Set the data down again, exactly as it appears below.

**Records shown**
————————
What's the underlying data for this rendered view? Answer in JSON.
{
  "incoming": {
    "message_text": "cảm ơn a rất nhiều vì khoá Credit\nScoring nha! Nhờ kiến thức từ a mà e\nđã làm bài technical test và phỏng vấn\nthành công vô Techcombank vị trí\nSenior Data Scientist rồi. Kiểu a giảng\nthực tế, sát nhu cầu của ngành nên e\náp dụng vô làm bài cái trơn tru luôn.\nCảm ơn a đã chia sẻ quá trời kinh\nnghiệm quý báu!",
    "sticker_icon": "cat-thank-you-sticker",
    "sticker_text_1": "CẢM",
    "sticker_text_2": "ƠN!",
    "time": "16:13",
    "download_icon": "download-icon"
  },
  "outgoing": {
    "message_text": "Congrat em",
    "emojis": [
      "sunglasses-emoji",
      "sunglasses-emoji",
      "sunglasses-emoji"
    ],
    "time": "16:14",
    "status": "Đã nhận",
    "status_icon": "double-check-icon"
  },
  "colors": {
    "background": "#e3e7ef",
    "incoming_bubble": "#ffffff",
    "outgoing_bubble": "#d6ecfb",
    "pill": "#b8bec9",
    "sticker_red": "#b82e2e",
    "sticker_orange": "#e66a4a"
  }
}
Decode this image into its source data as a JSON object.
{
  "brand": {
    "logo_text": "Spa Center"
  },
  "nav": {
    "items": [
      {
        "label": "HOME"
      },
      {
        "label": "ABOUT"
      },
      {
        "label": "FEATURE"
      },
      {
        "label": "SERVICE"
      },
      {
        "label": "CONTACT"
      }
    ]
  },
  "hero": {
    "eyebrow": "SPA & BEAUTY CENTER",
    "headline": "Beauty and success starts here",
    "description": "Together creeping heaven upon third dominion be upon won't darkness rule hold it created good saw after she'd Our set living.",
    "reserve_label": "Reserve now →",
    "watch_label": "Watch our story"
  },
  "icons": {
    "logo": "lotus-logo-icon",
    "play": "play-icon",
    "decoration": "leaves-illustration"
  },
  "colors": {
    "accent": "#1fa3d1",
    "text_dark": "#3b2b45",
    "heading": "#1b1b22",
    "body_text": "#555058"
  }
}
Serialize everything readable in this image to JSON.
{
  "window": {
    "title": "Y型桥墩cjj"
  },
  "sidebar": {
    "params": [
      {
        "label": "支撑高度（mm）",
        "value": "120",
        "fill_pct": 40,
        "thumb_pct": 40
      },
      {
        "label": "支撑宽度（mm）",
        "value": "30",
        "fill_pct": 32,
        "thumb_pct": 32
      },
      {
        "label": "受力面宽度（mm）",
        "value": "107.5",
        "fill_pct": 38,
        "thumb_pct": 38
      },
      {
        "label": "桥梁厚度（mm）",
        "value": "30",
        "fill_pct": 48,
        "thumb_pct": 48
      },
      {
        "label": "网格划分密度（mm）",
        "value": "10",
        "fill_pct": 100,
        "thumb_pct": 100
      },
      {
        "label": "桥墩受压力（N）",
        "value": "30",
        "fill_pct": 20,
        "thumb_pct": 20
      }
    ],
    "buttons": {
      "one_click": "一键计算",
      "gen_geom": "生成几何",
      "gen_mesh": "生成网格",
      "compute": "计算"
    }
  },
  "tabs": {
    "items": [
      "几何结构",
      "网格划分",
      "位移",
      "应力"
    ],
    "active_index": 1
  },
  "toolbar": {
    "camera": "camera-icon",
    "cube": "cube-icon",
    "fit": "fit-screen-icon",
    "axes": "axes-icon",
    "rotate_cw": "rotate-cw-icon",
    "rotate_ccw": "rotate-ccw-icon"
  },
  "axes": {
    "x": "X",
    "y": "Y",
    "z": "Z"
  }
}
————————
**Solved problem**
What's the underlying data for this rendered view? Answer in JSON.
{
  "incoming": {
    "message_text": "cảm ơn a rất nhiều vì khoá Credit\nScoring nha! Nhờ kiến thức từ a mà e\nđã làm bài technical test và phỏng vấn\nthành công vô Techcombank vị trí\nSenior Data Scientist rồi. Kiểu a giảng\nthực tế, sát nhu cầu của ngành nên e\náp dụng vô làm bài cái trơn tru luôn.\nCảm ơn a đã chia sẻ quá trời kinh\nnghiệm quý báu!",
    "sticker_icon": "cat-thank-you-sticker",
    "sticker_text_1": "CẢM",
    "sticker_text_2": "ƠN!",
    "time": "16:13",
    "download_icon": "download-icon"
  },
  "outgoing": {
    "message_text": "Congrat em",
    "emojis": [
      "sunglasses-emoji",
      "sunglasses-emoji",
      "sunglasses-emoji"
    ],
    "time": "16:14",
    "status": "Đã nhận",
    "status_icon": "double-check-icon"
  },
  "colors": {
    "background": "#e3e7ef",
    "incoming_bubble": "#ffffff",
    "outgoing_bubble": "#d6ecfb",
    "pill": "#b8bec9",
    "sticker_red": "#b82e2e",
    "sticker_orange": "#e66a4a"
  }
}
Decode this image into its source data as a JSON object.
{
  "brand": {
    "logo_text": "Spa Center"
  },
  "nav": {
    "items": [
      {
        "label": "HOME"
      },
      {
        "label": "ABOUT"
      },
      {
        "label": "FEATURE"
      },
      {
        "label": "SERVICE"
      },
      {
        "label": "CONTACT"
      }
    ]
  },
  "hero": {
    "eyebrow": "SPA & BEAUTY CENTER",
    "headline": "Beauty and success starts here",
    "description": "Together creeping heaven upon third dominion be upon won't darkness rule hold it created good saw after she'd Our set living.",
    "reserve_label": "Reserve now →",
    "watch_label": "Watch our story"
  },
  "icons": {
    "logo": "lotus-logo-icon",
    "play": "play-icon",
    "decoration": "leaves-illustration"
  },
  "colors": {
    "accent": "#1fa3d1",
    "text_dark": "#3b2b45",
    "heading": "#1b1b22",
    "body_text": "#555058"
  }
}
Serialize everything readable in this image to JSON.
{
  "window": {
    "title": "Y型桥墩cjj"
  },
  "sidebar": {
    "params": [
      {
        "label": "支撑高度（mm）",
        "value": "120",
        "fill_pct": 40,
        "thumb_pct": 40
      },
      {
        "label": "支撑宽度（mm）",
        "value": "30",
        "fill_pct": 32,
        "thumb_pct": 32
      },
      {
        "label": "受力面宽度（mm）",
        "value": "107.5",
        "fill_pct": 38,
        "thumb_pct": 38
      },
      {
        "label": "桥梁厚度（mm）",
        "value": "30",
        "fill_pct": 48,
        "thumb_pct": 48
      },
      {
        "label": "网格划分密度（mm）",
        "value": "10",
        "fill_pct": 100,
        "thumb_pct": 100
      },
      {
        "label": "桥墩受压力（N）",
        "value": "30",
        "fill_pct": 20,
        "thumb_pct": 20
      }
    ],
    "buttons": {
      "one_click": "一键计算",
      "gen_geom": "生成几何",
      "gen_mesh": "生成网格",
      "compute": "计算"
    }
  },
  "tabs": {
    "items": [
      "几何结构",
      "网格划分",
      "位移",
      "应力"
    ],
    "active_index": 1
  },
  "toolbar": {
    "camera": "camera-icon",
    "cube": "cube-icon",
    "fit": "fit-screen-icon",
    "axes": "axes-icon",
    "rotate_cw": "rotate-cw-icon",
    "rotate_ccw": "rotate-ccw-icon"
  },
  "axes": {
    "x": "X",
    "y": "Y",
    "z": "Z"
  }
}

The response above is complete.